Surprised experiential museums didn’t exist in Austin, locals Rachel Youens and Kara Whitten collaborated to bring their idea to life. They hope FOMO Factory encourages people to let loose and have fun.
To fully immerse in this alternate fun reality, guests have to choose a nickname to enter the space. Then they get to explore a whimsical array of seven interactive and Instagram-ready installations, including birthday-, playground- and beach-themed rooms, just to name a few.
Youens, a former marketer for Electronic Arts, came up with the idea of bringing an immersive art space designed for taking selfies to Austin after following the trend of made-for-Instagram museums.
“I’ve been tracking this trend for some amount of time now,” Youens says. “As a marketer, I know millennials and Generation Z are much more interested in investing their money into experiences than they are in things.”
The FOMO Factory collaborated with Texas-based brands like NadaMoo, Snapple, May Designs and Shop Luella for help designing installations and offering guests some sweet treats. Mica May of May Designs created an installation in the school-themed room. May customized notebooks and colorful lockers as props, and her products are also carried in FOMO Factory’s gift shop.
“Teaming up with the FOMO Factory was a natural fit to our aesthetic,” May says. “I was super excited to participate because I love the throwback theme!”
Youens first reached out to Whitten, a blogger and designer, via Instagram to start dreaming. They wanted to create an all-inclusive experience, which led them to the theme of childhood, a memory that applies to everyone, regardless of race or gender.

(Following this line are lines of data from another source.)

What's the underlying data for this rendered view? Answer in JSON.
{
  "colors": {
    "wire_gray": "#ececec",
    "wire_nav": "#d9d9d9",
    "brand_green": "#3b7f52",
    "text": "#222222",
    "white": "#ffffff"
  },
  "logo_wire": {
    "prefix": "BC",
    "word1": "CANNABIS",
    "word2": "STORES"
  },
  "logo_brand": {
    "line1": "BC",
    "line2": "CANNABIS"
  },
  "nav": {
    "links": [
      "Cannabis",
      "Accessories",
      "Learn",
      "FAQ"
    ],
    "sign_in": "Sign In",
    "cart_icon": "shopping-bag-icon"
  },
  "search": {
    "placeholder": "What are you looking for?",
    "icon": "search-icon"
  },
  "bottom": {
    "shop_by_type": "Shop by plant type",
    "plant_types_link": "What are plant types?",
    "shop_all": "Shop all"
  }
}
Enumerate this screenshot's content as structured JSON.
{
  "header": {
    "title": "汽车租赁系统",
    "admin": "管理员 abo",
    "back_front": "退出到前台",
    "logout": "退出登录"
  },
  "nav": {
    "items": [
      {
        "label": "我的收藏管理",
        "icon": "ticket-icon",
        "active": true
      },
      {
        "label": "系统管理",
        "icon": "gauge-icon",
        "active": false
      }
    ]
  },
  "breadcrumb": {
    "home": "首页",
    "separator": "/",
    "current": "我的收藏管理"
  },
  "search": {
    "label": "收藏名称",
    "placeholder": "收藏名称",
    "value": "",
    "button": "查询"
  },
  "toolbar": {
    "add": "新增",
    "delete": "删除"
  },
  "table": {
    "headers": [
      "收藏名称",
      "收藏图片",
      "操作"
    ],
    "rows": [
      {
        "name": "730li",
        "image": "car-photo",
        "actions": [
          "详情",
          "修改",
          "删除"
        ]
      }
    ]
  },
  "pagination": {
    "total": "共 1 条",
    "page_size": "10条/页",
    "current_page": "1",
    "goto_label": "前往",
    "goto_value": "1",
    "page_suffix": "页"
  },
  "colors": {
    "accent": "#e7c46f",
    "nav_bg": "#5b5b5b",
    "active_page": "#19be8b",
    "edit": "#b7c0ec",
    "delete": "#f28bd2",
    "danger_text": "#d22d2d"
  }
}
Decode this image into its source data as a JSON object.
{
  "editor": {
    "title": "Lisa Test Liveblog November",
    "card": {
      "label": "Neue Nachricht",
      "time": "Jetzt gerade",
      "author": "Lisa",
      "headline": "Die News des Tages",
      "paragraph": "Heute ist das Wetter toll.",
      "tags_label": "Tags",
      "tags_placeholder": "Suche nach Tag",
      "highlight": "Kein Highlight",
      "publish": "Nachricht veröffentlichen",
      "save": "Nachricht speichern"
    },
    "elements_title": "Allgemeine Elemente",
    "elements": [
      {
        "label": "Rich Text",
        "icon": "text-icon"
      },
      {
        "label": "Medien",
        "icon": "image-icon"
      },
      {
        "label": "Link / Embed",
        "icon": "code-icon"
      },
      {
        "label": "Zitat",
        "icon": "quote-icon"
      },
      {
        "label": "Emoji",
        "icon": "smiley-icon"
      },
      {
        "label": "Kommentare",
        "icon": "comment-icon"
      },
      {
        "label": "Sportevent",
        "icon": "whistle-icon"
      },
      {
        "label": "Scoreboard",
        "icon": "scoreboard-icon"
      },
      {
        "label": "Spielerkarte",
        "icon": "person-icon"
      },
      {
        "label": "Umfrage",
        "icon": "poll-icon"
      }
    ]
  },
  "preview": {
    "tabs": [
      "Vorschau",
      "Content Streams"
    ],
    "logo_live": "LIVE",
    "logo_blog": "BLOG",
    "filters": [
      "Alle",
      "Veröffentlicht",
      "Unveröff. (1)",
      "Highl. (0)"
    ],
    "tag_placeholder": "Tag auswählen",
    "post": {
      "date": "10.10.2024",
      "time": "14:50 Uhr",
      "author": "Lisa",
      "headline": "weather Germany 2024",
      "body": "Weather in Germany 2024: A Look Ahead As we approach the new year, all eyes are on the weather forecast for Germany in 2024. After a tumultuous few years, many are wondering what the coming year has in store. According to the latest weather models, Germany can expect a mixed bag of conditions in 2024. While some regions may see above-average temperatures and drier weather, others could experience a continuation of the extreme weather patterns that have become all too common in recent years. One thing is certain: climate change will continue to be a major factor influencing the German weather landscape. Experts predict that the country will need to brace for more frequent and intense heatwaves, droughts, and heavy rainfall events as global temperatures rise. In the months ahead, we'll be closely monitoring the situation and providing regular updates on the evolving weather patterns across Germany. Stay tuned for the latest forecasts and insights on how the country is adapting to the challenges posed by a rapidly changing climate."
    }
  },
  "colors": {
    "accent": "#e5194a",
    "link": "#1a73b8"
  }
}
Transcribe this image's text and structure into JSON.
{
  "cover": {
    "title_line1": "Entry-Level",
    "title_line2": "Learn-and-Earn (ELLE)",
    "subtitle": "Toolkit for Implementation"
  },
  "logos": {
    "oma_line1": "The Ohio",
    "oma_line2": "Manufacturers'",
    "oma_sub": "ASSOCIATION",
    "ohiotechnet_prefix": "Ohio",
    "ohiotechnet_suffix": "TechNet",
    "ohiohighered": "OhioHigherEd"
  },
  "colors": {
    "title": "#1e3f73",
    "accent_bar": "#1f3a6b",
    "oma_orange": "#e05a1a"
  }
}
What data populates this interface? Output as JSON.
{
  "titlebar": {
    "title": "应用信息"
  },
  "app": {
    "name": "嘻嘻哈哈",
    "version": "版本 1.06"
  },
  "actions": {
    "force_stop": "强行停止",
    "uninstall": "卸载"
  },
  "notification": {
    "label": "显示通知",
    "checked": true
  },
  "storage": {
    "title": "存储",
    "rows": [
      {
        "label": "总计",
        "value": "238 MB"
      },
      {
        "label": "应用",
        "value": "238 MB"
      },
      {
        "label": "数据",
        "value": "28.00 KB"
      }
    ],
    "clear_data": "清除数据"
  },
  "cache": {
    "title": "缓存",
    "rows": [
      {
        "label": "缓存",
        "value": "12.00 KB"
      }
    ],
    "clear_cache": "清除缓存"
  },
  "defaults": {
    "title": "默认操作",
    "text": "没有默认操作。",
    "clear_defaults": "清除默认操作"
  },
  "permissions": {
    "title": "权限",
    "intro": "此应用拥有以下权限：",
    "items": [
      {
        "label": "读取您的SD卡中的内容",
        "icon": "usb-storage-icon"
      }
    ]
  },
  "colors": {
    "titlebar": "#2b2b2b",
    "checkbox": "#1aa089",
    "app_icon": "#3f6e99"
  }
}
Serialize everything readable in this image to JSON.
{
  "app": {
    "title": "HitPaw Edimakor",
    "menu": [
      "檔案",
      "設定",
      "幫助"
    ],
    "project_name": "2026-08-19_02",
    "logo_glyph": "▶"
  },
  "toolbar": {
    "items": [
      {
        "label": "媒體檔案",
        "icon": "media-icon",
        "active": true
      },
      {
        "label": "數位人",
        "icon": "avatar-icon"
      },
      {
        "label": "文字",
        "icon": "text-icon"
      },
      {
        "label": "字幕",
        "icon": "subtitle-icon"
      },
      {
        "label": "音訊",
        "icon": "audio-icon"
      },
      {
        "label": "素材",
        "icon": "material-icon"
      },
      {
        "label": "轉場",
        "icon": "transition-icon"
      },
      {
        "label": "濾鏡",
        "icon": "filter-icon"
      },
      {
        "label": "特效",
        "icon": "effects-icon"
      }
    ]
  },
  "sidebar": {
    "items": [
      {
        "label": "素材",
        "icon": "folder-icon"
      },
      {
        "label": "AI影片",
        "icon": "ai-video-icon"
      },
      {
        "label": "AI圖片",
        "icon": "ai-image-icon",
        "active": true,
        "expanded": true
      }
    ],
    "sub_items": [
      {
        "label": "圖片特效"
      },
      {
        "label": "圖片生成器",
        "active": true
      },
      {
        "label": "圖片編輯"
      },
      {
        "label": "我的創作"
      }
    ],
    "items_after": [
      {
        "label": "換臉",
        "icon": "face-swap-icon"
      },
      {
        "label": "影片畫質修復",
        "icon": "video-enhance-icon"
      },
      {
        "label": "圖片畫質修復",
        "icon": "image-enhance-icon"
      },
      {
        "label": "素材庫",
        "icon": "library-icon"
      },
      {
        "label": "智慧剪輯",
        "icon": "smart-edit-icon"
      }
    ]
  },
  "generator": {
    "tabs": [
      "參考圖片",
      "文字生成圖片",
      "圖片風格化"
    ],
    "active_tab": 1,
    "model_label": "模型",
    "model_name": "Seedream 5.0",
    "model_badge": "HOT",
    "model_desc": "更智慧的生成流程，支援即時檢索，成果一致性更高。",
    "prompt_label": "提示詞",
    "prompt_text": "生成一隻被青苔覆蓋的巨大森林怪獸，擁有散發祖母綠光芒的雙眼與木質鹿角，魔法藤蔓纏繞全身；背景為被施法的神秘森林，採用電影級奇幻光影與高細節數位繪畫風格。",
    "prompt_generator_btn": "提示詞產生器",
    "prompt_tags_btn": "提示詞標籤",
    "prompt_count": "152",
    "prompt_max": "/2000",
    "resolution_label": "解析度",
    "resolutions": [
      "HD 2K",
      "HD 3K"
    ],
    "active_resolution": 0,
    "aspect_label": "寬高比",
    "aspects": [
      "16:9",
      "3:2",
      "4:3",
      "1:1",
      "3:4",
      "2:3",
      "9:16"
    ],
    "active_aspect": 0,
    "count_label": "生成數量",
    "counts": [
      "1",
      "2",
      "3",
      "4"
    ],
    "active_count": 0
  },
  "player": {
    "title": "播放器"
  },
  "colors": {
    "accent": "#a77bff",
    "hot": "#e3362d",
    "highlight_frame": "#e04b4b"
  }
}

In six months, their dream became a reality.
“This is a chance for people to relive their childhood or even reclaim it,” Youens says. “Maybe you were bullied on the playground. Now this is your chance to be queen of the playground.”
Whitten never visited any of the trendy interactive museums that inspired FOMO Factory, which gave her creative freedom. She tapped into the magic of nostalgia to bring the museum to life.
“I’ve been surprised at people’s blind trust that it’s going to be amazing because we started selling tickets in July, when it was just a concept,” Whitten says. “It showed that people were ready for something like this.”
There’s more to the FOMO Factory than just selfies. Youens and Whitten want visitors to leave with more than a camera roll full of photos.
“There will be people coming to simply take photos, but getting them outside and interacting face to face is our secret agenda,” Youens says. “We draw them in with our colors but we keep them with the fun.”
The FOMO Factory runs through Oct. 21 at 720 Red River St. Tickets for the FOMO Factory are on sale now and are $23 per person. Children ages 3 and younger are free.